··· Task data ···

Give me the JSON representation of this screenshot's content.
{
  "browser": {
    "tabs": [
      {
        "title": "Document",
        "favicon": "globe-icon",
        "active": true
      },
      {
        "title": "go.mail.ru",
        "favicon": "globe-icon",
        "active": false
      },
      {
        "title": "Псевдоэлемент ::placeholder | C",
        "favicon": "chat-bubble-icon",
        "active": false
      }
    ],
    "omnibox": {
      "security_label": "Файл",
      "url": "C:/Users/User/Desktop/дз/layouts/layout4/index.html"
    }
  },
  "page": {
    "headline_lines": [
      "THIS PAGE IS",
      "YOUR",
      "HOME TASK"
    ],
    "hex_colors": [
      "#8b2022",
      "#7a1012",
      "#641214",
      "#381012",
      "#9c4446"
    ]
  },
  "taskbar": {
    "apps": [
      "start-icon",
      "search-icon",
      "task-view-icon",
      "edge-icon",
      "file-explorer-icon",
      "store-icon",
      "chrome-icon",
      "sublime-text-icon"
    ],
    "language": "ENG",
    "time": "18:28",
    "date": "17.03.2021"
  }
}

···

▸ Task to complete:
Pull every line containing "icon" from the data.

▸ Result:
        "favicon": "globe-icon",
        "favicon": "globe-icon",
        "favicon": "chat-bubble-icon",
      "start-icon",
      "search-icon",
      "task-view-icon",
      "edge-icon",
      "file-explorer-icon",
      "store-icon",
      "chrome-icon",
      "sublime-text-icon"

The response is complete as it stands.